Russia recently concluded the 2018 edition of the massive Vostok exercise series that included Chinese forces for the first time. At Moscow’s invitation, Beijing sent People’s Liberation Army soldiers, helicopters, tanks – and one uninvited Chinese surveillance ship.
A PLA Navy Dongdiao-class auxiliary general intelligence (AGI) shadowed Russian Navy assets for the length of the at-sea portion of the exercise while Chinese and Mongolian troops exercised ashore, a U.S. official confirmed to USNI News.
The PLA sent about 3,500 troops for the ground portion, but it was unclear if the PLA Navy was invited to send warships to drill with the Russians.
Details from Russia on the exercise have been inconsistent, but Russian state-supported media claimed it was the largest exercise in modern Russian history.
“Taking part in it will be about 300,000 troops, more than 1,000 planes, helicopters and drones, up to 80 combat and logistic ships and up to 36,000 tanks, armored personnel carriers and other vehicles,” Russian defense minister Sergei Shoigu said in state-controlled media.

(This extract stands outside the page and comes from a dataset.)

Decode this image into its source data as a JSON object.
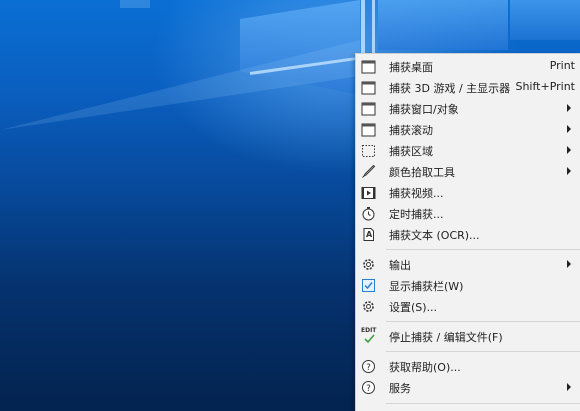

The drills come as Moscow and Beijing have made public declarations of increasing cooperation – including Russian President Vladimir Putin and Chinese officials meeting during the exercise.
“[Vostok 2018’s] main political significance comes from the signaling by both Russia and China about the possible emergence of a strategic partnership, aimed at countering the threat that both countries feel from continued U.S. dominance of the international system,” Dmitry Gorenburg wrote for The Washington Post last week.
There is also a practical military technology reason for cooperation, Bryan Clark, a naval analyst at the Center for Strategic and Budgetary Assessments, told USNI News on Monday.
China has a larger military force than Russia, but it is still trailing Russia and the West in terms of the sophistication of its missiles, radar, jet engine and electronic warfare technology. At the same time, Russia has had problems developing modern unmanned aerial vehicle technology, an arena which China has excelled, Clark said. While the military technology cooperation used to be one-way, in terms of UAVs China is “way ahead of the Russians,” he said.
The trade in those technologies has done much to define the new military cooperation between Beijing and Moscow.
But despite the increased military cooperation, Clark said the opportunity to absorb lessons from the more technologically sophisticated Russian Navy’s operations was too good an opportunity for the PLAN to pass up.
“The reality is Russia is very good at radar operation and electronic warfare,” Clark said.
“I wouldn’t be surprised that the Chinese would want to harvest that during the Vostok exercise.”
While monitoring an adversaries’ exercises with ships that can collect signals intelligence has been common practice for decades and is legal under international law, surveilling an ally while training alongside that ally in an exercise is an uncommon practice – uncommon, but this won’t be the first time China has deployed an uninvited surveillance ship to a friendly exercise. China was formally invited to participate in the 2014 Rim of the Pacific exercise, and Beijing sent four invited PLAN warships plus an uninvited Dongdiao AGI to track the exercise off the coast of Hawaii.